As per the Osian Art Fund prospectus, the fund distribution had to commence from 10 July 2009. With a stipulated period of 120 days, the redemption of the fund had to be completed by 10 November 2009. However, the company now claims redemption before 10 December 2010 was always part of the redemption guidelines.
— Amritha Pillay
The Bombay Stock Exchange today launched its mutual fund trading platform, ‘BSE StAR MF’, but there is no clarity yet on the cost structure
Following closely on the heels of its rival, the National Stock Exchange (NSE), the BSE has inaugurated ‘BSE StAR MF’, its independent mutual-fund trading platform. More than 20 fund houses have already confirmed their participation in this venture. While schemes from seven-eight fund houses will be available for trading immediately, others are expected to start trading in the next few days. These fund houses are also expected to join hands with NSE for its trading platform.
Both the Central Depository Services Ltd (CDSL) and National Securities Depository Ltd (NSDL) have confirmed their participation as depositories for the new venture. NSDL has initially decided to waive all trading charges on the BSE platform. Karvy and CAMS will provide Registrar and Transfer Agent (R&TA) services.
Although investors now have the added benefit of being able to access their neighbourhood broker for buying, selling and redeeming mutual fund units, a lot of ambiguity still prevails on the cost of trading on this new platform. Industry experts claim broker charges will be on par with normal commission on equities, i.e., around 0.50% of the transaction value. Moneylife had earlier pointed out the possibility of investors actually ending up shelling out more through the broker route than if they approached a mutual fund distributor. However, Deena Mehta, managing director of Asit C Mehta Investment Intermediates, claims otherwise. “We will only charge brokerage at 0.50% for every transaction”, said Mrs Mehta, adding that no additional charges will be levied.
Commenting at the launch, Madhu Kannan, MD & CEO, BSE, said, “Mutual funds have become an essential vehicle for investors to channelize their savings. Given the breadth of our nationwide network, we are positive that investors will find value in this platform. The BSE’s new StAR platform will offer a low-cost inclusive network to all mutual funds and intermediaries in the mutual fund industry.”
BSE’s mutual fund platform, which is more of an order-routing mechanism, will take advantage of over 40,000 terminals spread across India to extend services to mutual fund investors.
Brokers are anticipating good volumes, even from retail investors.
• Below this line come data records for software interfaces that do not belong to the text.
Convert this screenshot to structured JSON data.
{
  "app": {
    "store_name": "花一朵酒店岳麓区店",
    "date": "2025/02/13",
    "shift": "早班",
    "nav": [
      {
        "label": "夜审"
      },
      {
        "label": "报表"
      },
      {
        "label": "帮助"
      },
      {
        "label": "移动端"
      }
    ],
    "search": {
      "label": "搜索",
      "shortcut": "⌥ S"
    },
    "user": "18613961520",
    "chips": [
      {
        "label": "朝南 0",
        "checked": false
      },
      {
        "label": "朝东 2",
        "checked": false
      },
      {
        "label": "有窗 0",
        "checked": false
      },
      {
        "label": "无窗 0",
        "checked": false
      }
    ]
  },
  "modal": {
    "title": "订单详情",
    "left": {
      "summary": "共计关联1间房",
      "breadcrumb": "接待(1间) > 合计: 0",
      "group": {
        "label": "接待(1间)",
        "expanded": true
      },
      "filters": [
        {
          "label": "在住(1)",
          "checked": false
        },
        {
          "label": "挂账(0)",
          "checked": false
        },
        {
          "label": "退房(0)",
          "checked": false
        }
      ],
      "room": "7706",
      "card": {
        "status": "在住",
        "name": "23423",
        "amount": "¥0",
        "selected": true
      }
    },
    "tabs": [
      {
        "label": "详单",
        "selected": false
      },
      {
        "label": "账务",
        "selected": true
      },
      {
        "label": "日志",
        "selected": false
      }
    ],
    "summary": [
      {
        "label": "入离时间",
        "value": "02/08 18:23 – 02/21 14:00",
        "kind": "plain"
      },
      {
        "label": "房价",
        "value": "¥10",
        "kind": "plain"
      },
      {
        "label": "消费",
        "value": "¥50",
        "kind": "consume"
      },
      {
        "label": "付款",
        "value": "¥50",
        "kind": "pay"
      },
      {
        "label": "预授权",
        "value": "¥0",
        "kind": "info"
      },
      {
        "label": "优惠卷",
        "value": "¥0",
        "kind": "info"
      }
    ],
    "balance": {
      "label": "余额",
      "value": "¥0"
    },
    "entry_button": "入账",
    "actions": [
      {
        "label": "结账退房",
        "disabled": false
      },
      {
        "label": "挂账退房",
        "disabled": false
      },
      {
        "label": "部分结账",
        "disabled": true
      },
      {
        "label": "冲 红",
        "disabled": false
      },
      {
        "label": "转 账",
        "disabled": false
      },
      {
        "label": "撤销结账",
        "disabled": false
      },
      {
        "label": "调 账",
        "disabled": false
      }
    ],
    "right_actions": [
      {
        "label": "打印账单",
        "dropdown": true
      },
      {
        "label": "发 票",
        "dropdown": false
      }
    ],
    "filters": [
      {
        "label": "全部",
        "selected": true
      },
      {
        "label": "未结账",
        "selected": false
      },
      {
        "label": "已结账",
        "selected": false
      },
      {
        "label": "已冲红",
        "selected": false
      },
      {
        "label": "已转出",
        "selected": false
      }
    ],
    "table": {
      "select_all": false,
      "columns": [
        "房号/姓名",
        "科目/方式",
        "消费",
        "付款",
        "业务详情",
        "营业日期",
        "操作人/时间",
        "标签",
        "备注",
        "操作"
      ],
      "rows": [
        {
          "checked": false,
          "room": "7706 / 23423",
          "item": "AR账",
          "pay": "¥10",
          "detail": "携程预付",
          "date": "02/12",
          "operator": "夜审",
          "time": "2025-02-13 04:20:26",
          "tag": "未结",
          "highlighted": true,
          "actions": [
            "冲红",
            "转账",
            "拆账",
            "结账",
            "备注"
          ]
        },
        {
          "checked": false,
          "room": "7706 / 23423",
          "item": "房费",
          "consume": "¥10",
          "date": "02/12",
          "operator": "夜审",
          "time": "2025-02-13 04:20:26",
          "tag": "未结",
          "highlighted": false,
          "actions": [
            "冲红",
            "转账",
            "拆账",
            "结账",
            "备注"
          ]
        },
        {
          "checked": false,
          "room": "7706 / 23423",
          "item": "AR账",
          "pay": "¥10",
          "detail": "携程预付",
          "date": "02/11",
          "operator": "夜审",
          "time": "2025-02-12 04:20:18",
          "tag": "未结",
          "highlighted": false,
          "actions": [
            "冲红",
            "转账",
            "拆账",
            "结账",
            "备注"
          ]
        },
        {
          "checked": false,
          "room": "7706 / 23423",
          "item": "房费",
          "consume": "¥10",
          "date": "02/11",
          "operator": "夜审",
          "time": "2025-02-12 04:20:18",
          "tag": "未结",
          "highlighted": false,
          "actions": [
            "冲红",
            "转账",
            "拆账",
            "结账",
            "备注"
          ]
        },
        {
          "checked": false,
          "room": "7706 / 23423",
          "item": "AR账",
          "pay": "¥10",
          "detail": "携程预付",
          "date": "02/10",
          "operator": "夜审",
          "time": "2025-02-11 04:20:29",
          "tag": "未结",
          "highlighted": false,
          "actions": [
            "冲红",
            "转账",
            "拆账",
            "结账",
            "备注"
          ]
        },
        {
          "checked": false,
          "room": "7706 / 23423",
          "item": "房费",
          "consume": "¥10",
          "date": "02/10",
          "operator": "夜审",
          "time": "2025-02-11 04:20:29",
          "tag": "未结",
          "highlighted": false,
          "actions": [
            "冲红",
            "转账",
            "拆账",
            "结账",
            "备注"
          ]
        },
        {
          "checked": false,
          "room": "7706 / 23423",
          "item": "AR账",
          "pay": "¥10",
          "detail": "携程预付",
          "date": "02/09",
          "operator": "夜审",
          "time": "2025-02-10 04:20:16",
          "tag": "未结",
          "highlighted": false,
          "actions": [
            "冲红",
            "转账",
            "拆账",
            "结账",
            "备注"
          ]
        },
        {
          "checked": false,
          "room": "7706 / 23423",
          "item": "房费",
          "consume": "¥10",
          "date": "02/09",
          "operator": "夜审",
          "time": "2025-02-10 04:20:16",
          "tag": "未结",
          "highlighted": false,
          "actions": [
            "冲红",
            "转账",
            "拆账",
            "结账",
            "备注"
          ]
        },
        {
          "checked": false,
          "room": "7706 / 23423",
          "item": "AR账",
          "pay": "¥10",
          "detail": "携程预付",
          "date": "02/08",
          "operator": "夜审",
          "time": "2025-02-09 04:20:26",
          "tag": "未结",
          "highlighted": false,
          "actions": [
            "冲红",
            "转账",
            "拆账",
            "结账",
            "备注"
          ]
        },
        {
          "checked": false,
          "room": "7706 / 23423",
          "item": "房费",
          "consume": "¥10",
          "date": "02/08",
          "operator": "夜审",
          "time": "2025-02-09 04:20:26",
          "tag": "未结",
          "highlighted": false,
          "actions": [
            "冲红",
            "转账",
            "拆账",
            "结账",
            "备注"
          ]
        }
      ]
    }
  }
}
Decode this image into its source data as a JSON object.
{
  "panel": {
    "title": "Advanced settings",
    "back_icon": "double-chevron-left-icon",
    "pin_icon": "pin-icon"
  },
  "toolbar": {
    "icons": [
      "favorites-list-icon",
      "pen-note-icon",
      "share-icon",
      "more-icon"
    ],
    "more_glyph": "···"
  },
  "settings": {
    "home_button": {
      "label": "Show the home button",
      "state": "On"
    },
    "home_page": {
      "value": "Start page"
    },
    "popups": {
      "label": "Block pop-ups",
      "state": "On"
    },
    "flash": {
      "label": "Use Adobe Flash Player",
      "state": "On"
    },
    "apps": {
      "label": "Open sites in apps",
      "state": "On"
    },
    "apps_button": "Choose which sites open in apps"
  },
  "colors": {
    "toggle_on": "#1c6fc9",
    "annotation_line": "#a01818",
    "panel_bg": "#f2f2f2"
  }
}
An official from a leading fund house, who did not wish to be named, said, “Initially, the response may not be huge, but we do believe that, eventually, investors will come in large numbers as certain modalities are ironed out and things become clearer.”
Describing the difference between the two rival platforms of BSE and NSE, Mrs Mehta said, “The BSE platform is mainly browser-based, providing access anywhere, while the NSE operates on the NEAT system, a dedicated point-to-point connectivity-based system.”